Papers analyse e-mail row
June 7, 2002 Politics is sliding down a slippery downwards spiral, according to the Daily Telegraph.
First there was sleaze, then spin and now smear, the paper claims.
Smear is the word many of the papers use to describe the latest e-mail scandal to hit the Department of Transport.
The Daily Mail calls those responsible "The Smear Merchants" and claims they "set out to destroy" the woman who headed the Paddington Survivors Group.
Pam Warren, who is pictured on the front page with the clear plastic mask she wore after the train crash, was not politically motivated, the paper says, and had always been a floating voter.
The Independent argues the affair betrays Labour's "obsession with presentation rather than substance".
But the Guardian argues the publication of the actual e-mails shows the target was not Warren, and Labour insiders are blaming Railtrack shareholders for stirring up trouble.
The threat of a "nuclear showdown" in Kashmir remains the focus of many of the broadsheets.
Britain and America "are ready to send troops" to avert a conflict, the Times insists.
It is a proposal India and Pakistan have both so far rejected - but British Defence sources have indicated to the paper that in private both countries are singing a very different tune.
The paper's foreign editor insists that a nuclear war is "still the least likely finale".
But the Daily Mail suggests a tit-for-tat nuclear exchange would wipe out 12 million people in Asia, and that the nuclear fallout would hit Europe.
The Financial Times suggests Western governments are considering withholding economic aid to Pakistan.
And the Guardian argues the war has already begun, and describes how one man dozing in the village of Garkwal was shocked when a "shell plunged through the air, killing two of his cows".
The fallout of the terrorist attacks on New York and Washington is still affecting the global economy, according to the Times.
It welcomes the decision of the Monetary Policy Committee to leave interest rates at four percent.
The Independent agrees that "it makes sense to wait and see what shape the economy is really in".
Several papers burst into song to urge the team on in their match against Argentina.
"Don't cry for me Argentina, The truth is we've got you baffled," claims the Daily Mail, with the help of lyricist Tim Rice.
Sven Goran Eriksson is offered some Swedish inspiration by the Mirror in some reworked Abba songs.
They include "The Winner Takes it All... But we'll take a draw" or "Gimme gimme gimme a goal after midday" or even "I do I do I do I do do want to score".
And the Guardian is confident that Sven will be able to sing "I did it my way".
Spare a thought for a judge who, in the line of duty, the Telegraph explains, "will be sampling the effects of hot air for an hour".
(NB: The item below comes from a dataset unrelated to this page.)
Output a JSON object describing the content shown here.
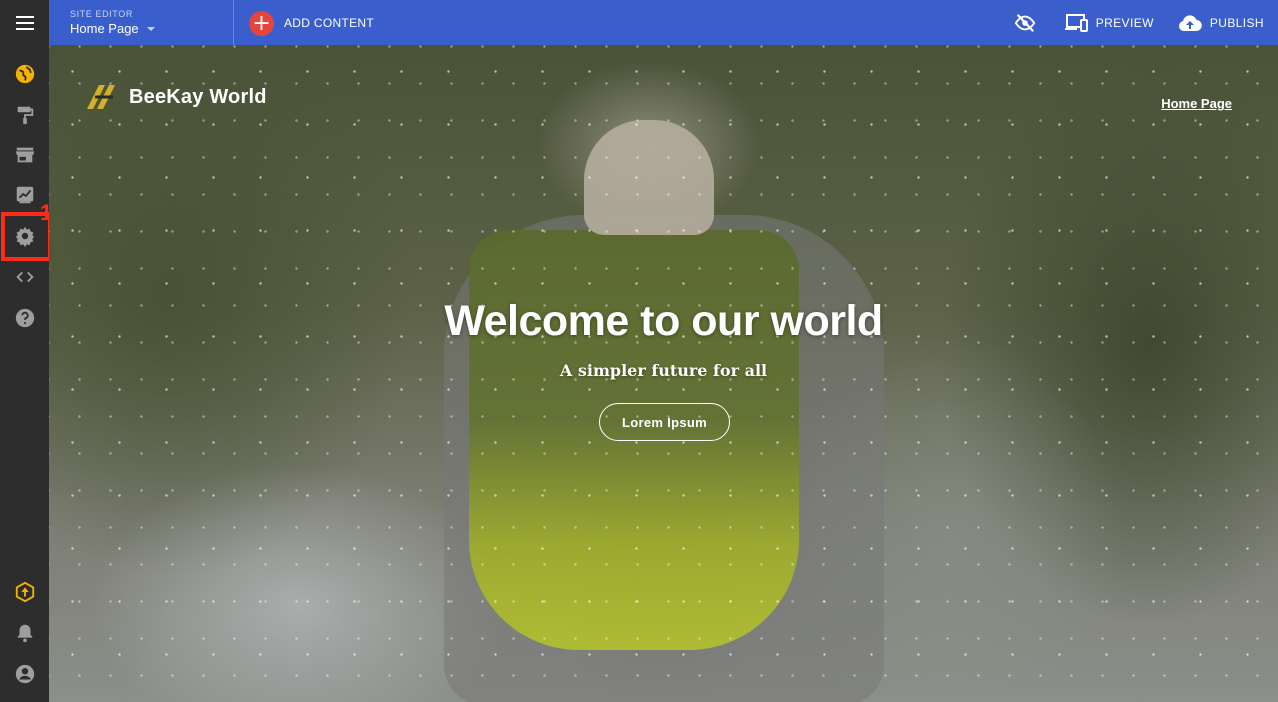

Judge Michael Fysh is to take a ride in a hot air balloon to decide a battle between two companies about a patent for a deflation device.
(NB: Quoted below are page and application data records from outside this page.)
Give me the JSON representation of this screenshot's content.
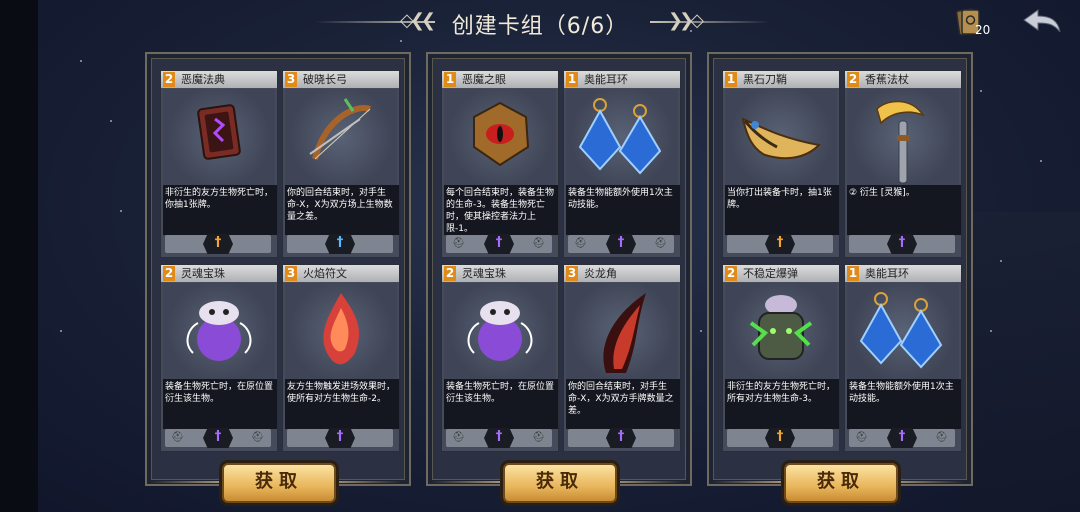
{
  "header": {
    "title": "创建卡组（6/6）",
    "deck_count": "20"
  },
  "colors": {
    "cost_badge": "#e08a1a",
    "button_gold": "#e8b65c",
    "text_light": "#f1ead8"
  },
  "panels": [
    {
      "button_label": "获取",
      "cards": [
        {
          "cost": "2",
          "name": "恶魔法典",
          "desc": "非衍生的友方生物死亡时，你抽1张牌。",
          "symbol": "†",
          "symbol_color": "#f2a533",
          "art": "book-icon",
          "sides": false
        },
        {
          "cost": "3",
          "name": "破晓长弓",
          "desc": "你的回合结束时，对手生命-X，X为双方场上生物数量之差。",
          "symbol": "†",
          "symbol_color": "#59b8ff",
          "art": "bow-icon",
          "sides": false
        },
        {
          "cost": "2",
          "name": "灵魂宝珠",
          "desc": "装备生物死亡时，在原位置衍生该生物。",
          "symbol": "†",
          "symbol_color": "#a66bff",
          "art": "orb-icon",
          "sides": true
        },
        {
          "cost": "3",
          "name": "火焰符文",
          "desc": "友方生物触发进场效果时，使所有对方生物生命-2。",
          "symbol": "†",
          "symbol_color": "#a66bff",
          "art": "rune-icon",
          "sides": false
        }
      ]
    },
    {
      "button_label": "获取",
      "cards": [
        {
          "cost": "1",
          "name": "恶魔之眼",
          "desc": "每个回合结束时，装备生物的生命-3。装备生物死亡时，使其操控者法力上限-1。",
          "symbol": "†",
          "symbol_color": "#a66bff",
          "art": "eye-icon",
          "sides": true
        },
        {
          "cost": "1",
          "name": "奥能耳环",
          "desc": "装备生物能额外使用1次主动技能。",
          "symbol": "†",
          "symbol_color": "#a66bff",
          "art": "earring-icon",
          "sides": true
        },
        {
          "cost": "2",
          "name": "灵魂宝珠",
          "desc": "装备生物死亡时，在原位置衍生该生物。",
          "symbol": "†",
          "symbol_color": "#a66bff",
          "art": "orb-icon",
          "sides": true
        },
        {
          "cost": "3",
          "name": "炎龙角",
          "desc": "你的回合结束时，对手生命-X，X为双方手牌数量之差。",
          "symbol": "†",
          "symbol_color": "#a66bff",
          "art": "horn-icon",
          "sides": false
        }
      ]
    },
    {
      "button_label": "获取",
      "cards": [
        {
          "cost": "1",
          "name": "黑石刀鞘",
          "desc": "当你打出装备卡时，抽1张牌。",
          "symbol": "†",
          "symbol_color": "#f2a533",
          "art": "scabbard-icon",
          "sides": false
        },
        {
          "cost": "2",
          "name": "香蕉法杖",
          "desc": "② 衍生 [灵猴]。",
          "symbol": "†",
          "symbol_color": "#a66bff",
          "art": "staff-icon",
          "sides": false
        },
        {
          "cost": "2",
          "name": "不稳定爆弹",
          "desc": "非衍生的友方生物死亡时，所有对方生物生命-3。",
          "symbol": "†",
          "symbol_color": "#f2a533",
          "art": "bomb-icon",
          "sides": false
        },
        {
          "cost": "1",
          "name": "奥能耳环",
          "desc": "装备生物能额外使用1次主动技能。",
          "symbol": "†",
          "symbol_color": "#a66bff",
          "art": "earring-icon",
          "sides": true
        }
      ]
    }
  ]
}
The paper observes that although it shouldn't be particularly windy "wigs will not be worn".
Source: http://news.bbc.co.uk/. Copyright © 2002 BBC News.